An elderly woman and an ever more elderly man sat down at the table.
They were hard to figure out.
The woman appeared to be around 70. The man had a hair piece on, and I was impressed with his real, yet worn and discolored teeth. He was wearing a sweater with a collared shirt underneath. He was handsome. Distinguished. Adorable.
It was a woman, and as she called him, her Daddy.
So I headed to the restroom, and I wept. I was jealous. Jealous of what will never be. I will never be sitting across from my father on his 94th birthday. Or any birthday. I had a rush of emotions....why? Why not? What if? I collected myself, and headed back out. The daughter was telling me how he lives alone, and he still drives....it took James Hasty a long time to eat his hamburger and French fries. In between bites he told me about when his wife died, and how long he was retired from the service. Each time I walked away I cried a little more.
This man was seasoned. Historical. He was born in 1919. He was sweet and polite. I wanted to take him home. I wanted to replace what I had lost. I crept off into corners of the restaurant and cried throughout their visit. James Hasty and his daughter touched my soul that day.
How do I know his name? When I gathered people to sing to Mr. Hasty on his birthday, I asked him his name. His reply was "Hasty". I had a split second to think...."What a strange name?" and repeated it back to him. "Hasty?" He replied:
"Yes, Hasty. Mr. James Hasty." Just like they used to introduce themselves when he was a young man.

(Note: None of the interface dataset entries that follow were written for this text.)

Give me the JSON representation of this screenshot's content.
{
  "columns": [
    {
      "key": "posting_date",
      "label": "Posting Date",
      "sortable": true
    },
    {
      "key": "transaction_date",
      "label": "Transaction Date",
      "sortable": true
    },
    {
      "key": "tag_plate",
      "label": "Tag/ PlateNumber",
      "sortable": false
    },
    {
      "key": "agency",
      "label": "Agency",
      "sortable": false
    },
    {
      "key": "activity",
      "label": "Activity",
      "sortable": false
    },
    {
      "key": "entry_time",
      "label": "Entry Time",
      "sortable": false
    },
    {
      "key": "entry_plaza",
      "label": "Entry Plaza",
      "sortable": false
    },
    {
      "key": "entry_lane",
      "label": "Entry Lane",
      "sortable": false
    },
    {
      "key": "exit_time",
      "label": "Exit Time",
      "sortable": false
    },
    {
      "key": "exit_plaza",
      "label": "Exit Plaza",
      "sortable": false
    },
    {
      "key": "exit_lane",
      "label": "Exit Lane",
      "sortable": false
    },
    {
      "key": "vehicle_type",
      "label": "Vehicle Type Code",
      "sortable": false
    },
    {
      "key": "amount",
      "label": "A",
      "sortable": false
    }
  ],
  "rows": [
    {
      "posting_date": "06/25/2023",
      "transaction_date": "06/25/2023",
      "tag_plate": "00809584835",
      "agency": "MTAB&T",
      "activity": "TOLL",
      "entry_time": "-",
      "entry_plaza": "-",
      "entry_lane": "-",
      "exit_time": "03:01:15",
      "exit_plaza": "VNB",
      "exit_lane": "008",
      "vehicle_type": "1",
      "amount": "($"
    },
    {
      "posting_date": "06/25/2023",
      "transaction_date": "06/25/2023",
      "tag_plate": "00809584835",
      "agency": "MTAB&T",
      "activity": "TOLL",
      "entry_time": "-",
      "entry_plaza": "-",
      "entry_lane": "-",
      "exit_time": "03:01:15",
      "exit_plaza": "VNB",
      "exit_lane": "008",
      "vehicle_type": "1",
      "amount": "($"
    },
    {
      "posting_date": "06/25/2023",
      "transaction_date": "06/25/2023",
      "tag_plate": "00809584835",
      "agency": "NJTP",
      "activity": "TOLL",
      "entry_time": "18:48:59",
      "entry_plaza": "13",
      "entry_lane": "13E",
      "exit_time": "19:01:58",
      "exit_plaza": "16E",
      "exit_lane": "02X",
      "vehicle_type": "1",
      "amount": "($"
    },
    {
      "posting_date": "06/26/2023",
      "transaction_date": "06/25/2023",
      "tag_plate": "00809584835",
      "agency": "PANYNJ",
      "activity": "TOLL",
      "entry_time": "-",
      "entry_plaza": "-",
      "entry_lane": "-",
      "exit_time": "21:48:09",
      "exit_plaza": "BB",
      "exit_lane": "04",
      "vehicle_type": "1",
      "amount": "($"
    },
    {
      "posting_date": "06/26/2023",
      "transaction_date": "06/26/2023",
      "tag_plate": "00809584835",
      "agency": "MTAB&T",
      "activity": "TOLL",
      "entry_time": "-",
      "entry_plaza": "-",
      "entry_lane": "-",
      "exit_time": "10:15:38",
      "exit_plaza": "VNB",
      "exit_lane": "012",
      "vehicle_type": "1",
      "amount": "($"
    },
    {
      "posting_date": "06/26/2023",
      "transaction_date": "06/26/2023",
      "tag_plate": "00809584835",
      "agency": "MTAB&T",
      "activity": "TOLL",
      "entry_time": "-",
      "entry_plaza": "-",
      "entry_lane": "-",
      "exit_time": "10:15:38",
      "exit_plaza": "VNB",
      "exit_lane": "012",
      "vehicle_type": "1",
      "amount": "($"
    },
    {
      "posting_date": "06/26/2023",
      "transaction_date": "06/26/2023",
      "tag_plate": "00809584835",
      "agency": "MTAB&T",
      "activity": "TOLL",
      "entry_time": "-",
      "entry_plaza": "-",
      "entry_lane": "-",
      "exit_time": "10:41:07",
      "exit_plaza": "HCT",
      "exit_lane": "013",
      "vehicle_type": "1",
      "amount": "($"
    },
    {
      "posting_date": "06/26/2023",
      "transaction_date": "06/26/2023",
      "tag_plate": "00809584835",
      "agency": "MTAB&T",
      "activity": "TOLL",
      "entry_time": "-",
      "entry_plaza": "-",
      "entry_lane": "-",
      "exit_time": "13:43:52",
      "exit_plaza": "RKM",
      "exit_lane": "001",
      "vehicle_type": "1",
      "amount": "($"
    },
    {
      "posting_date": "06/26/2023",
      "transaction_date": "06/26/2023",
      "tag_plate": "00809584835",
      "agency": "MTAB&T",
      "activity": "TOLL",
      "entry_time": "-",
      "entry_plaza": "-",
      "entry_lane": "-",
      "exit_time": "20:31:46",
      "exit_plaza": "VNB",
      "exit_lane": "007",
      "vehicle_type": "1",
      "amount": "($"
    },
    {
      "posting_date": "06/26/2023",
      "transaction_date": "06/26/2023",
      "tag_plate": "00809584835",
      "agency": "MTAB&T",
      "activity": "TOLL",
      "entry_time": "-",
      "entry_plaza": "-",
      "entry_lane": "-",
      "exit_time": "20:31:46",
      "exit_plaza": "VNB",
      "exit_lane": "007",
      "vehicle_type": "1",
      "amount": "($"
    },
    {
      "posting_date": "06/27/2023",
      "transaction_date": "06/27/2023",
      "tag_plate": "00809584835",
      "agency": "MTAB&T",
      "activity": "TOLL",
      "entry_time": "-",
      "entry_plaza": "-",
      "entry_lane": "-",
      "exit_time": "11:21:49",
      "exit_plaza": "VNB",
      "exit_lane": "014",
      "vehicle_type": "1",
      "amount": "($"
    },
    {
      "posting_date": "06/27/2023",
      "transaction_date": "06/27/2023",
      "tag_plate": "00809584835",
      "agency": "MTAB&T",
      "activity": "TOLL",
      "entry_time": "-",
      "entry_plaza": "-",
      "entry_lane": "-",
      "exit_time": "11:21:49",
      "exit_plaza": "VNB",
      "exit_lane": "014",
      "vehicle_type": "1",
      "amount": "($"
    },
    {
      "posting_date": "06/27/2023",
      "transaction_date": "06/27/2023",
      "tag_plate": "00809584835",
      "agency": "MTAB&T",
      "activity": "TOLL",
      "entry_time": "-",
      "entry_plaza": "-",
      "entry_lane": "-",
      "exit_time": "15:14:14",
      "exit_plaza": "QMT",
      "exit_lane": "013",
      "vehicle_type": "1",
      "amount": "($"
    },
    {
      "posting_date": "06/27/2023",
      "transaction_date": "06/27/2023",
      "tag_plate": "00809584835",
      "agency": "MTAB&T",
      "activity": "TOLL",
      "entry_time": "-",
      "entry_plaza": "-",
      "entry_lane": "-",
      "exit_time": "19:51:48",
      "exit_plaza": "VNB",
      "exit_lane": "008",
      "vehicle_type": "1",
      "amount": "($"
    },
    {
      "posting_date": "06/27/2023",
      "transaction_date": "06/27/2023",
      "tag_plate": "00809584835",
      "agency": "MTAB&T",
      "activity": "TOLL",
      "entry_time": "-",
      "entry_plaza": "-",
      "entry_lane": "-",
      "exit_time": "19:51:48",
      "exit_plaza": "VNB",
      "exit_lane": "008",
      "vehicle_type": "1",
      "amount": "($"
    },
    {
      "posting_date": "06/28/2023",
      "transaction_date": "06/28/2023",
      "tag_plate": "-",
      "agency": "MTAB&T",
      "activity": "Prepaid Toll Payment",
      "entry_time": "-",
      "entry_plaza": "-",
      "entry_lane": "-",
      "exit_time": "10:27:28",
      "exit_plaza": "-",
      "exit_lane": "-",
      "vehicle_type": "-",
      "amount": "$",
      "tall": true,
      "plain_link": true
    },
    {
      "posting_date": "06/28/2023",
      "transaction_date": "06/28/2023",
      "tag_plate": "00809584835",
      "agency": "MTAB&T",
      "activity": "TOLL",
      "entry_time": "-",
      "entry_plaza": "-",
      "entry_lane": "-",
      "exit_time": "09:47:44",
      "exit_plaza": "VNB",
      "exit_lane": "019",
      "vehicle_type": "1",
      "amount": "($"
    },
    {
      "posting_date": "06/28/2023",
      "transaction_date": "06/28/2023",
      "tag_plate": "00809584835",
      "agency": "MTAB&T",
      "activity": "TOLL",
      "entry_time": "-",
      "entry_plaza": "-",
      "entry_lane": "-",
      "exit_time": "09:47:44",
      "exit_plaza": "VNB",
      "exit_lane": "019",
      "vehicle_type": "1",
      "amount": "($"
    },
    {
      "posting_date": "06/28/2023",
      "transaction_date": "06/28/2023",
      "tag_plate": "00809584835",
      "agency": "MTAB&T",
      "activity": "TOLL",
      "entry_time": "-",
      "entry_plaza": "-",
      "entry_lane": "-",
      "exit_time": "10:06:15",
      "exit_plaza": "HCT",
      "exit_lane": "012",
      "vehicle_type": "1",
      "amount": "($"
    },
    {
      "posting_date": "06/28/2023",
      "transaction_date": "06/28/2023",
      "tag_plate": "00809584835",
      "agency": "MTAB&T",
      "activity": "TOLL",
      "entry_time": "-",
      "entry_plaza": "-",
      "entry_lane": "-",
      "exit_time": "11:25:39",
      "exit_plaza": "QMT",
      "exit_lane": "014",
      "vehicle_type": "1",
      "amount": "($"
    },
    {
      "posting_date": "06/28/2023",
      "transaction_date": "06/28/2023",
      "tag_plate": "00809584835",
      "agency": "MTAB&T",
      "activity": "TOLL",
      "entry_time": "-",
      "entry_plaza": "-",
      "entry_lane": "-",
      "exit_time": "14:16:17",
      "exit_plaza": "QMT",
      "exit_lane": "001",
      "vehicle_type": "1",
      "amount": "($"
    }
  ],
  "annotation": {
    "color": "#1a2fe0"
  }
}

I feel privileged and honored to have met Mr. Hasty. An experience I will never forget.